The other side says government has abandoned the people and it’s going to get worse before it gets better. They want government to do what we can’t do as individuals (regulate water, air, food, workplace safety standards, etc) and to exercise responsibility for the public good. They want safety nets and businesses required to participate in safety net programs because they don’t trust business to do right by their employees without being required to do so. They want government to keep us out of war.
One side says government meddles too much in their lives; the other side says that government has abandoned the people and the public good and is on a very slippery slope toward doing more harm than good.
(As I write this, I am slightly aware that we are bombing Libya—along with the French and Brits—and while I don’t know the right thing to do in this case, I wonder about our intervention and the money going toward that effort. Also, I’m remarkably cut off from news as not much news is played on backcountry radio, I’ve been without an internet connection for more than a week and the newspapers I’ve seen are all local papers, published a few times a week, and reporting on world events is not their purpose. One would think, in this information era, people would be bombarded with information no matter where they are. I don’t think this is the case, especially if you have to rely on satellite connections to the internet and on local papers. This may partially explain why so many people seem ignorant of current events. Even in the information era, it can still be difficult to get information.)
Those that lean toward individualism and the free market are either nonplussed by income inequalities or don’t care about them—are either ignorant of how our tax systems favor the rich and disfavor the poor, or don’t care. Those that lean toward a more activist government point to the failures of early 21st century capitalism as the reason why we need a more activist, populist, people-friendly (versus business friendly) government.

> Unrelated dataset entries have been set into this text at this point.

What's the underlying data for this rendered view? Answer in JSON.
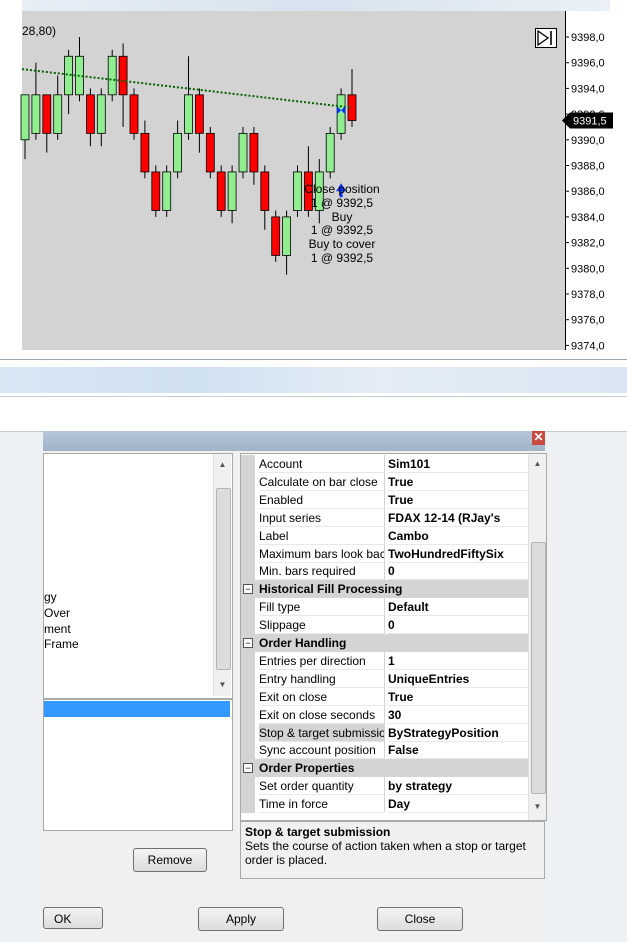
{
  "chart": {
    "corner_label": "28,80)",
    "price_marker": "9391,5",
    "y_axis_labels": [
      "9398,0",
      "9396,0",
      "9394,0",
      "9392,0",
      "9390,0",
      "9388,0",
      "9386,0",
      "9384,0",
      "9382,0",
      "9380,0",
      "9378,0",
      "9376,0",
      "9374,0"
    ],
    "annotation_lines": [
      "Close position",
      "1 @ 9392,5",
      "Buy",
      "1 @ 9392,5",
      "Buy to cover",
      "1 @ 9392,5"
    ],
    "colors": {
      "up": "#90ee90",
      "down": "#ff0000",
      "panel": "#d3d3d3",
      "trendline": "#006400",
      "arrow": "#0033ff"
    }
  },
  "chart_data": {
    "type": "candlestick",
    "ylim": [
      9374,
      9399
    ],
    "candles": [
      {
        "o": 9390.0,
        "c": 9393.5,
        "h": 9393.5,
        "l": 9388.5
      },
      {
        "o": 9390.5,
        "c": 9393.5,
        "h": 9396.0,
        "l": 9390.0
      },
      {
        "o": 9393.5,
        "c": 9390.5,
        "h": 9393.5,
        "l": 9389.0
      },
      {
        "o": 9390.5,
        "c": 9393.5,
        "h": 9395.0,
        "l": 9390.0
      },
      {
        "o": 9393.5,
        "c": 9396.5,
        "h": 9397.0,
        "l": 9392.0
      },
      {
        "o": 9393.5,
        "c": 9396.5,
        "h": 9398.0,
        "l": 9393.0
      },
      {
        "o": 9393.5,
        "c": 9390.5,
        "h": 9394.0,
        "l": 9389.5
      },
      {
        "o": 9390.5,
        "c": 9393.5,
        "h": 9394.0,
        "l": 9389.5
      },
      {
        "o": 9393.5,
        "c": 9396.5,
        "h": 9397.0,
        "l": 9393.0
      },
      {
        "o": 9396.5,
        "c": 9393.5,
        "h": 9397.5,
        "l": 9391.0
      },
      {
        "o": 9393.5,
        "c": 9390.5,
        "h": 9394.0,
        "l": 9390.0
      },
      {
        "o": 9390.5,
        "c": 9387.5,
        "h": 9391.5,
        "l": 9387.0
      },
      {
        "o": 9387.5,
        "c": 9384.5,
        "h": 9388.0,
        "l": 9384.0
      },
      {
        "o": 9384.5,
        "c": 9387.5,
        "h": 9388.0,
        "l": 9384.0
      },
      {
        "o": 9387.5,
        "c": 9390.5,
        "h": 9391.5,
        "l": 9387.0
      },
      {
        "o": 9390.5,
        "c": 9393.5,
        "h": 9396.5,
        "l": 9390.0
      },
      {
        "o": 9393.5,
        "c": 9390.5,
        "h": 9394.0,
        "l": 9389.0
      },
      {
        "o": 9390.5,
        "c": 9387.5,
        "h": 9391.0,
        "l": 9387.0
      },
      {
        "o": 9387.5,
        "c": 9384.5,
        "h": 9388.0,
        "l": 9384.0
      },
      {
        "o": 9384.5,
        "c": 9387.5,
        "h": 9388.0,
        "l": 9383.5
      },
      {
        "o": 9387.5,
        "c": 9390.5,
        "h": 9391.0,
        "l": 9387.0
      },
      {
        "o": 9390.5,
        "c": 9387.5,
        "h": 9391.0,
        "l": 9386.5
      },
      {
        "o": 9387.5,
        "c": 9384.5,
        "h": 9388.0,
        "l": 9383.0
      },
      {
        "o": 9384.0,
        "c": 9381.0,
        "h": 9384.5,
        "l": 9380.5
      },
      {
        "o": 9381.0,
        "c": 9384.0,
        "h": 9384.5,
        "l": 9379.5
      },
      {
        "o": 9384.5,
        "c": 9387.5,
        "h": 9388.0,
        "l": 9384.0
      },
      {
        "o": 9387.5,
        "c": 9384.5,
        "h": 9389.5,
        "l": 9384.0
      },
      {
        "o": 9384.5,
        "c": 9387.5,
        "h": 9388.5,
        "l": 9383.5
      },
      {
        "o": 9387.5,
        "c": 9390.5,
        "h": 9391.0,
        "l": 9387.0
      },
      {
        "o": 9390.5,
        "c": 9393.5,
        "h": 9394.0,
        "l": 9390.0
      },
      {
        "o": 9393.5,
        "c": 9391.5,
        "h": 9395.5,
        "l": 9391.0
      }
    ],
    "trendline": {
      "from": 9395.5,
      "to": 9392.5
    }
  },
  "dialog": {
    "close_glyph": "✕",
    "left_items": [
      "gy",
      "Over",
      "ment",
      "Frame"
    ],
    "remove_label": "Remove",
    "ok_label": "OK",
    "apply_label": "Apply",
    "close_label": "Close",
    "rows": [
      {
        "kind": "prop",
        "name": "Account",
        "value": "Sim101"
      },
      {
        "kind": "prop",
        "name": "Calculate on bar close",
        "value": "True"
      },
      {
        "kind": "prop",
        "name": "Enabled",
        "value": "True"
      },
      {
        "kind": "prop",
        "name": "Input series",
        "value": "FDAX 12-14 (RJay's"
      },
      {
        "kind": "prop",
        "name": "Label",
        "value": "Cambo"
      },
      {
        "kind": "prop",
        "name": "Maximum bars look back",
        "value": "TwoHundredFiftySix"
      },
      {
        "kind": "prop",
        "name": "Min. bars required",
        "value": "0"
      },
      {
        "kind": "cat",
        "name": "Historical Fill Processing",
        "toggle": "⊟"
      },
      {
        "kind": "prop",
        "name": "Fill type",
        "value": "Default"
      },
      {
        "kind": "prop",
        "name": "Slippage",
        "value": "0"
      },
      {
        "kind": "cat",
        "name": "Order Handling",
        "toggle": "⊟"
      },
      {
        "kind": "prop",
        "name": "Entries per direction",
        "value": "1"
      },
      {
        "kind": "prop",
        "name": "Entry handling",
        "value": "UniqueEntries"
      },
      {
        "kind": "prop",
        "name": "Exit on close",
        "value": "True"
      },
      {
        "kind": "prop",
        "name": "Exit on close seconds",
        "value": "30"
      },
      {
        "kind": "prop",
        "name": "Stop & target submission",
        "value": "ByStrategyPosition",
        "selected": true
      },
      {
        "kind": "prop",
        "name": "Sync account position",
        "value": "False"
      },
      {
        "kind": "cat",
        "name": "Order Properties",
        "toggle": "⊟"
      },
      {
        "kind": "prop",
        "name": "Set order quantity",
        "value": "by strategy"
      },
      {
        "kind": "prop",
        "name": "Time in force",
        "value": "Day"
      }
    ],
    "description": {
      "title": "Stop & target submission",
      "text": "Sets the course of action taken when a stop or target order is placed."
    }
  }
}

There has to be an in-between in here somewhere. This becomes the next question to talk about and ponder.